## Assigned task
Each line that includes "title" must be copied from the records.

Data for analysis Start Marker

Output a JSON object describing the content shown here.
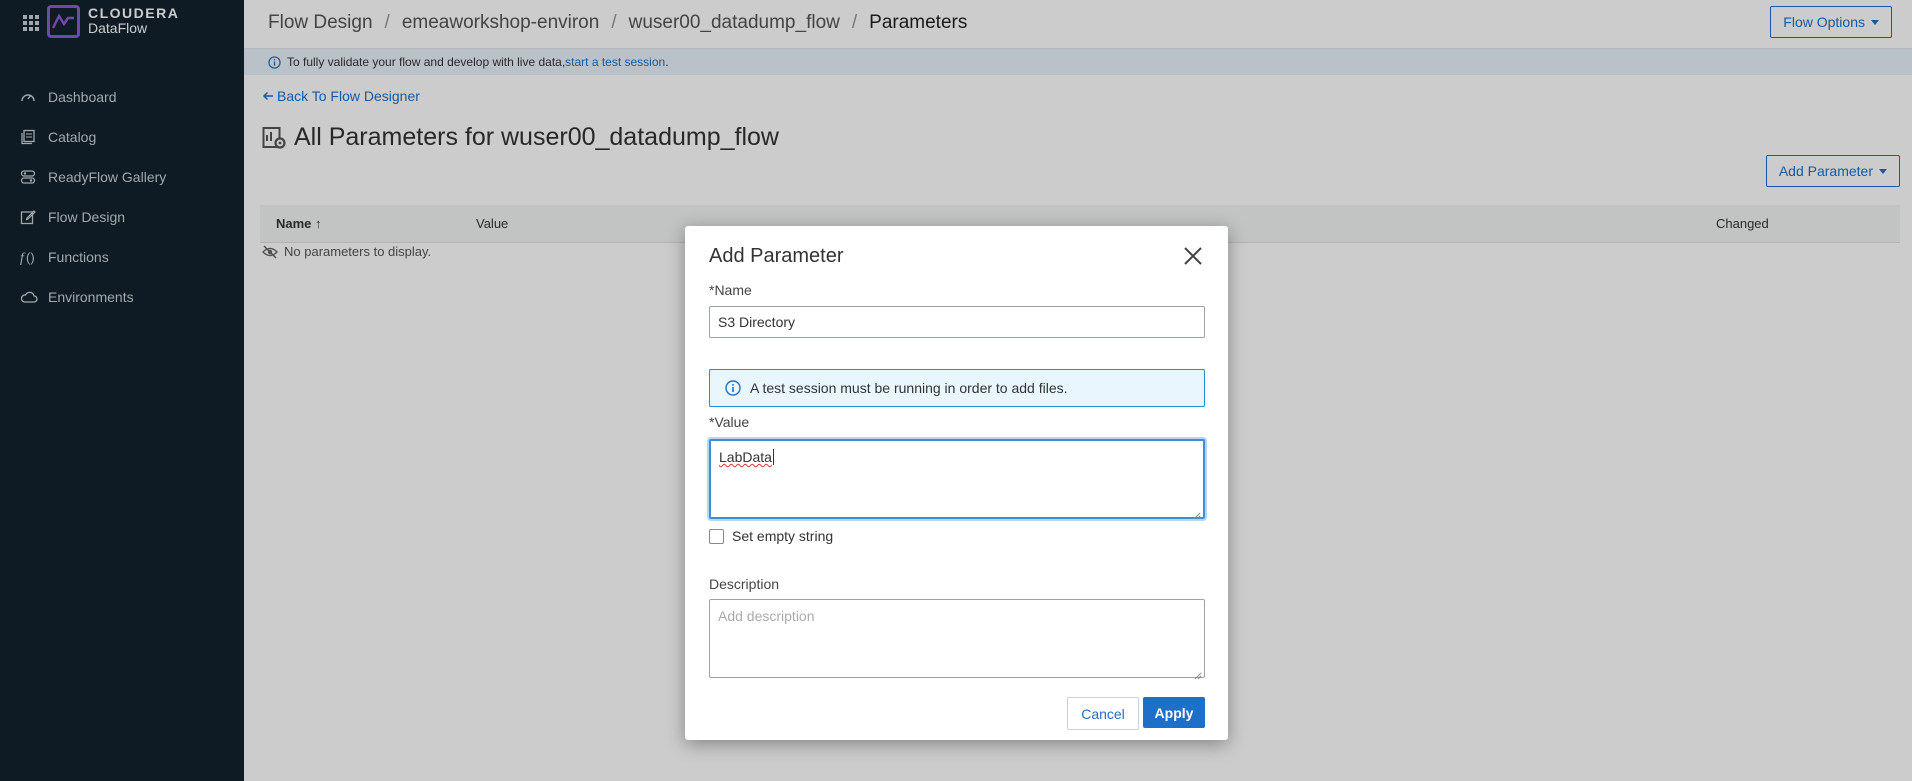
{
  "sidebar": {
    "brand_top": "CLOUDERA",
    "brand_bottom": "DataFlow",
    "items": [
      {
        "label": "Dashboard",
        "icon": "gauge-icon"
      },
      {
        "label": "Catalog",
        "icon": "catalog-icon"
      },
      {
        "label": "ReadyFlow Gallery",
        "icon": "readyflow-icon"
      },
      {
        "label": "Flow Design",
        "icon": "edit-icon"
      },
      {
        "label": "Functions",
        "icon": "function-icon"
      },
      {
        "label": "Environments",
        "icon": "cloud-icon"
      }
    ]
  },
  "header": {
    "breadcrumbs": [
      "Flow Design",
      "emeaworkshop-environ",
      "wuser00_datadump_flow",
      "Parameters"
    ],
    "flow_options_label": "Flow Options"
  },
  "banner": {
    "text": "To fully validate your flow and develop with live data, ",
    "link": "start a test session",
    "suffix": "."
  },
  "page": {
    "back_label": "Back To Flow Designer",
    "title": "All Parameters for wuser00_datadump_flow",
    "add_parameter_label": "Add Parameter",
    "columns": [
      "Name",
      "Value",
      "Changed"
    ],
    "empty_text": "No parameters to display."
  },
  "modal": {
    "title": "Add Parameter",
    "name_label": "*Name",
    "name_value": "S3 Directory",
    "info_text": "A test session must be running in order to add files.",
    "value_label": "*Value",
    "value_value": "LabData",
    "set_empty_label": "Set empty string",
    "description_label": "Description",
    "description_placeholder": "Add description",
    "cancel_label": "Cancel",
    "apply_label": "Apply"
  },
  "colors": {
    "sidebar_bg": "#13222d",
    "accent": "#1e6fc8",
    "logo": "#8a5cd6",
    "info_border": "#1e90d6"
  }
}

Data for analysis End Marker
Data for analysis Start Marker

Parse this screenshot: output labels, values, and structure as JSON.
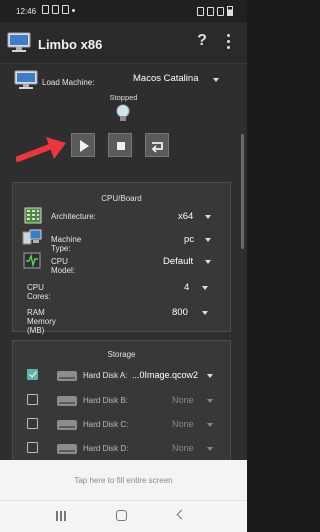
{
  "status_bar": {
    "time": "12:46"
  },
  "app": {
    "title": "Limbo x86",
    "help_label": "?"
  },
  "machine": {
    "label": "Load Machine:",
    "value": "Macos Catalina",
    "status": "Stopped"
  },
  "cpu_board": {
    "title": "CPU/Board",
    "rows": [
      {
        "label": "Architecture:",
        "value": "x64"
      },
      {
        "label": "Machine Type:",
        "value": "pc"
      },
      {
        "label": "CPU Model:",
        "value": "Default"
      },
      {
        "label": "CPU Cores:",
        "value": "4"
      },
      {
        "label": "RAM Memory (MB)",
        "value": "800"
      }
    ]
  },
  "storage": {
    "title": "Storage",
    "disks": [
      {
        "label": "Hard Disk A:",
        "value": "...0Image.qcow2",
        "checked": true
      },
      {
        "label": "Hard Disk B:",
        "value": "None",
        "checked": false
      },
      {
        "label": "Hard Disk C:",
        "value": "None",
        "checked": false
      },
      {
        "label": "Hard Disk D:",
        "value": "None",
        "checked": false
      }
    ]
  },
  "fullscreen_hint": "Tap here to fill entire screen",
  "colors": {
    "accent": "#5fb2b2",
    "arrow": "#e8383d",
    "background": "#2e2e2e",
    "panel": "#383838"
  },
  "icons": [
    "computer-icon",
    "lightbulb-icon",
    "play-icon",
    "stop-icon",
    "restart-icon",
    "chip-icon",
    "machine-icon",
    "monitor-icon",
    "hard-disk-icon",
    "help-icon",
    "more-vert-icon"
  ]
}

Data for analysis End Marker

## Written answer
    "title": "All Parameters for wuser00_datadump_flow",
    "title": "Add Parameter",
    "title": "Limbo x86",
    "title": "CPU/Board",
    "title": "Storage",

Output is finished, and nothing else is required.